Samuel L. Francis, internationally recognized painter, muralist, and printmaker, was born in San Mateo, California, on June 25, 1923. After entering the University of California in Berkeley in 1941 he began studying botany, but soon changed to psychology and medicine. From 1943 to 1945 he served in World War II, where he suffered a severe spine injury. During a long period of convalescence, he studied painting with David Park and, in 1948, he was able to resume studies at UC Berkeley, earning his bachelor of arts degree in 1949 and his masters of arts degree in 1950.

Francis lived in Paris between 1950 and 1957, where he attended the Académie Léger and his first solo show was mounted in 1952 at the Galerie du Dragon. His first museum exhibition was in 1955 at the Kunsthalle in Bern and the following year his paintings were included in the important exhibition "Twelve Americans" at the Museum of Modern Art in New York.
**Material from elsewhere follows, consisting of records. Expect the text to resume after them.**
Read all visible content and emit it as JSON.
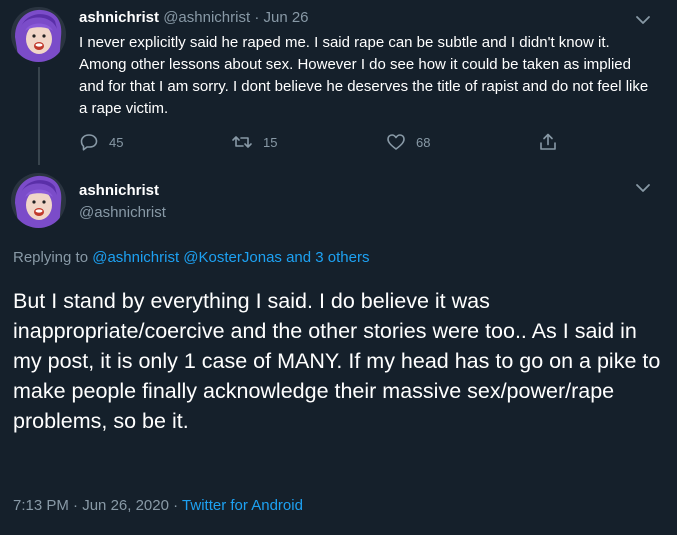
{
  "tweet1": {
    "name": "ashnichrist",
    "handle": "@ashnichrist",
    "separator": "·",
    "date": "Jun 26",
    "text": "I never explicitly said he raped me. I said rape can be subtle and I didn't know it. Among other lessons about sex. However I do see how it could be taken as implied and for that I am sorry. I dont believe he deserves the title of rapist and do not feel like a rape victim.",
    "reply_count": "45",
    "retweet_count": "15",
    "like_count": "68",
    "icons": [
      "reply-icon",
      "retweet-icon",
      "like-icon",
      "share-icon",
      "chevron-down-icon"
    ]
  },
  "tweet2": {
    "name": "ashnichrist",
    "handle": "@ashnichrist",
    "replying_prefix": "Replying to",
    "replying_mentions": "@ashnichrist @KosterJonas and 3 others",
    "text": "But I stand by everything I said. I do believe it was inappropriate/coercive and the other stories were too.. As I said in my post, it is only 1 case of MANY. If my head has to go on a pike to make people finally acknowledge their massive sex/power/rape problems, so be it.",
    "time": "7:13 PM",
    "separator": "·",
    "date": "Jun 26, 2020",
    "separator2": "·",
    "source": "Twitter for Android"
  },
  "colors": {
    "background": "#15202b",
    "text": "#ffffff",
    "muted": "#8899a6",
    "link": "#1da1f2",
    "thread_line": "#38444d"
  }
}
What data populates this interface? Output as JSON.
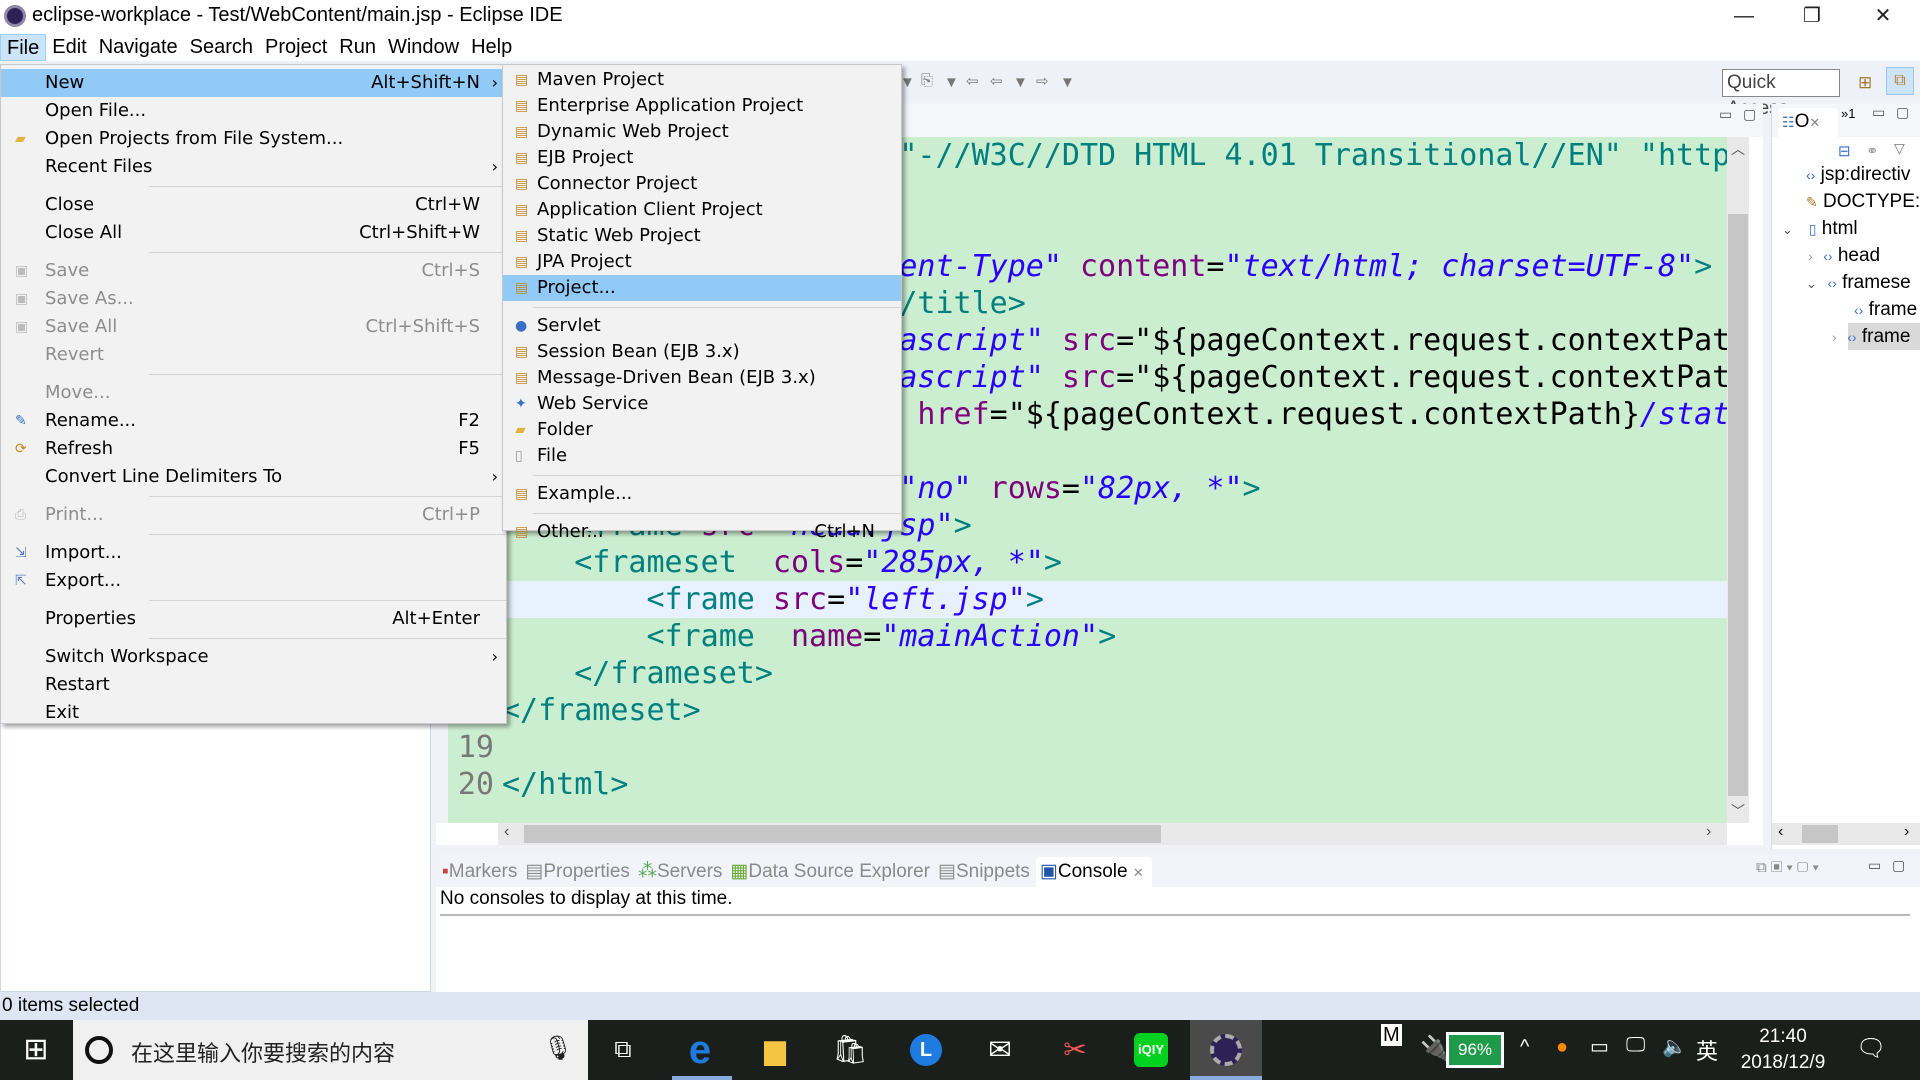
{
  "window": {
    "title": "eclipse-workplace - Test/WebContent/main.jsp - Eclipse IDE",
    "minimize": "—",
    "maximize": "❐",
    "close": "✕"
  },
  "menubar": [
    "File",
    "Edit",
    "Navigate",
    "Search",
    "Project",
    "Run",
    "Window",
    "Help"
  ],
  "toolbar": {
    "quick_access": "Quick Access"
  },
  "file_menu": [
    {
      "label": "New",
      "shortcut": "Alt+Shift+N",
      "submenu": true,
      "highlighted": true
    },
    {
      "label": "Open File..."
    },
    {
      "label": "Open Projects from File System...",
      "icon": "folder-icon"
    },
    {
      "label": "Recent Files",
      "submenu": true
    },
    {
      "sep": true
    },
    {
      "label": "Close",
      "shortcut": "Ctrl+W"
    },
    {
      "label": "Close All",
      "shortcut": "Ctrl+Shift+W"
    },
    {
      "sep": true
    },
    {
      "label": "Save",
      "shortcut": "Ctrl+S",
      "disabled": true,
      "icon": "save-icon"
    },
    {
      "label": "Save As...",
      "disabled": true,
      "icon": "save-as-icon"
    },
    {
      "label": "Save All",
      "shortcut": "Ctrl+Shift+S",
      "disabled": true,
      "icon": "save-all-icon"
    },
    {
      "label": "Revert",
      "disabled": true
    },
    {
      "sep": true
    },
    {
      "label": "Move...",
      "disabled": true
    },
    {
      "label": "Rename...",
      "shortcut": "F2",
      "icon": "rename-icon"
    },
    {
      "label": "Refresh",
      "shortcut": "F5",
      "icon": "refresh-icon"
    },
    {
      "label": "Convert Line Delimiters To",
      "submenu": true
    },
    {
      "sep": true
    },
    {
      "label": "Print...",
      "shortcut": "Ctrl+P",
      "disabled": true,
      "icon": "print-icon"
    },
    {
      "sep": true
    },
    {
      "label": "Import...",
      "icon": "import-icon"
    },
    {
      "label": "Export...",
      "icon": "export-icon"
    },
    {
      "sep": true
    },
    {
      "label": "Properties",
      "shortcut": "Alt+Enter"
    },
    {
      "sep": true
    },
    {
      "label": "Switch Workspace",
      "submenu": true
    },
    {
      "label": "Restart"
    },
    {
      "label": "Exit"
    }
  ],
  "new_submenu": [
    {
      "label": "Maven Project",
      "icon": "maven-project-icon"
    },
    {
      "label": "Enterprise Application Project",
      "icon": "ear-project-icon"
    },
    {
      "label": "Dynamic Web Project",
      "icon": "web-project-icon"
    },
    {
      "label": "EJB Project",
      "icon": "ejb-project-icon"
    },
    {
      "label": "Connector Project",
      "icon": "connector-project-icon"
    },
    {
      "label": "Application Client Project",
      "icon": "app-client-project-icon"
    },
    {
      "label": "Static Web Project",
      "icon": "static-web-project-icon"
    },
    {
      "label": "JPA Project",
      "icon": "jpa-project-icon"
    },
    {
      "label": "Project...",
      "icon": "project-icon",
      "highlighted": true
    },
    {
      "sep": true
    },
    {
      "label": "Servlet",
      "icon": "servlet-icon"
    },
    {
      "label": "Session Bean (EJB 3.x)",
      "icon": "session-bean-icon"
    },
    {
      "label": "Message-Driven Bean (EJB 3.x)",
      "icon": "mdb-icon"
    },
    {
      "label": "Web Service",
      "icon": "web-service-icon"
    },
    {
      "label": "Folder",
      "icon": "folder-icon"
    },
    {
      "label": "File",
      "icon": "file-icon"
    },
    {
      "sep": true
    },
    {
      "label": "Example...",
      "icon": "example-icon"
    },
    {
      "sep": true
    },
    {
      "label": "Other...",
      "shortcut": "Ctrl+N",
      "icon": "wizard-icon"
    }
  ],
  "code_colors": {
    "tag": "#008080",
    "attr": "#7f007f",
    "val": "#2a00ff",
    "plain": "#000000",
    "jsp": "#bf5f3f",
    "bg": "#cbedd0",
    "current": "#e8f2fe"
  },
  "code": [
    {
      "n": 2,
      "tokens": [
        {
          "t": "                        %>",
          "c": "jsp"
        }
      ]
    },
    {
      "n": 3,
      "tokens": [
        {
          "t": "                      \"-//W3C//DTD HTML 4.01 Transitional//EN\" \"http",
          "c": "tag"
        }
      ]
    },
    {
      "n": 6,
      "tokens": [
        {
          "t": "                      ent-Type\"",
          "c": "val",
          "i": true
        },
        {
          "t": " content",
          "c": "attr"
        },
        {
          "t": "=",
          "c": "plain"
        },
        {
          "t": "\"text/html; charset=UTF-8\"",
          "c": "val",
          "i": true
        },
        {
          "t": ">",
          "c": "tag"
        }
      ]
    },
    {
      "n": 7,
      "tokens": [
        {
          "t": "                      /title>",
          "c": "tag"
        }
      ]
    },
    {
      "n": 8,
      "tokens": [
        {
          "t": "                      ascript\"",
          "c": "val",
          "i": true
        },
        {
          "t": " src",
          "c": "attr"
        },
        {
          "t": "=\"${pageContext.request.contextPat",
          "c": "plain"
        }
      ]
    },
    {
      "n": 9,
      "tokens": [
        {
          "t": "                      ascript\"",
          "c": "val",
          "i": true
        },
        {
          "t": " src",
          "c": "attr"
        },
        {
          "t": "=\"${pageContext.request.contextPat",
          "c": "plain"
        }
      ]
    },
    {
      "n": 10,
      "tokens": [
        {
          "t": "                       href",
          "c": "attr"
        },
        {
          "t": "=\"${pageContext.request.contextPath}",
          "c": "plain"
        },
        {
          "t": "/stat",
          "c": "val",
          "i": true
        }
      ]
    },
    {
      "n": 12,
      "tokens": [
        {
          "t": "                      \"no\"",
          "c": "val",
          "i": true
        },
        {
          "t": " rows",
          "c": "attr"
        },
        {
          "t": "=",
          "c": "plain"
        },
        {
          "t": "\"82px, *\"",
          "c": "val",
          "i": true
        },
        {
          "t": ">",
          "c": "tag"
        }
      ]
    },
    {
      "n": 13,
      "tokens": [
        {
          "t": "    <frame",
          "c": "tag"
        },
        {
          "t": " src",
          "c": "attr"
        },
        {
          "t": "=",
          "c": "plain"
        },
        {
          "t": "\"head.jsp\"",
          "c": "val",
          "i": true
        },
        {
          "t": ">",
          "c": "tag"
        }
      ]
    },
    {
      "n": 14,
      "tokens": [
        {
          "t": "    <frameset",
          "c": "tag"
        },
        {
          "t": "  cols",
          "c": "attr"
        },
        {
          "t": "=",
          "c": "plain"
        },
        {
          "t": "\"285px, *\"",
          "c": "val",
          "i": true
        },
        {
          "t": ">",
          "c": "tag"
        }
      ]
    },
    {
      "n": 15,
      "current": true,
      "tokens": [
        {
          "t": "        <frame",
          "c": "tag"
        },
        {
          "t": " src",
          "c": "attr"
        },
        {
          "t": "=",
          "c": "plain"
        },
        {
          "t": "\"left.jsp\"",
          "c": "val",
          "i": true
        },
        {
          "t": ">",
          "c": "tag"
        }
      ]
    },
    {
      "n": 16,
      "tokens": [
        {
          "t": "        <frame",
          "c": "tag"
        },
        {
          "t": "  name",
          "c": "attr"
        },
        {
          "t": "=",
          "c": "plain"
        },
        {
          "t": "\"mainAction\"",
          "c": "val",
          "i": true
        },
        {
          "t": ">",
          "c": "tag"
        }
      ]
    },
    {
      "n": 17,
      "tokens": [
        {
          "t": "    </frameset>",
          "c": "tag"
        }
      ]
    },
    {
      "n": 18,
      "tokens": [
        {
          "t": "</frameset>",
          "c": "tag"
        }
      ]
    },
    {
      "n": 19,
      "tokens": []
    },
    {
      "n": 20,
      "tokens": [
        {
          "t": "</html>",
          "c": "tag"
        }
      ]
    }
  ],
  "line_numbers_visible": [
    "18",
    "19",
    "20"
  ],
  "outline": {
    "tab": "O",
    "overflow": "»1",
    "items": [
      "jsp:directiv",
      "DOCTYPE:h",
      "html",
      "head",
      "framese",
      "frame",
      "frame"
    ]
  },
  "bottom_tabs": [
    "Markers",
    "Properties",
    "Servers",
    "Data Source Explorer",
    "Snippets",
    "Console"
  ],
  "console": {
    "message": "No consoles to display at this time."
  },
  "status": {
    "text": "0 items selected"
  },
  "taskbar": {
    "search_placeholder": "在这里输入你要搜索的内容",
    "battery": "96%",
    "ime": "英",
    "ime_mode": "M",
    "time": "21:40",
    "date": "2018/12/9"
  }
}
In 1959 Francis moved to New York where he created his first lithographs at Universal Art Editions. He moved to Santa Monica, California in 1962 and that same year he won the Grand Prize at the Third International Biennial Exhibition of Prints in Tokyo. His star kept ascending and his work was included in numerous international exhibitions and, in 1967, his first major retrospective was held at the Museum of Fine Arts, Houston. In 1970 he founded the Litho Shop, Inc. in Santa Monica for production of his own editions and the following year he made prints at Gemini G.E.L. in Los Angeles. Francis created his first intaglio prints in 1973 and began making monotypes in 1975 with Garner Tullis at the Institute for Experimental Printmaking in San Francisco.

Francis was commissioned to paint murals for the Seattle First National Bank, the Federal Building United States Courthouse in Anchorage, the United International Terminal at the San Francisco Airport, and the San Francisco Museum of Modern Art. His work is represented in numerous museum collections internationally and Sam Francis was such a prolific artist that there are several published monographs on his artistic output.

Sam Francis died in Santa Monica, California on November 11, 1994.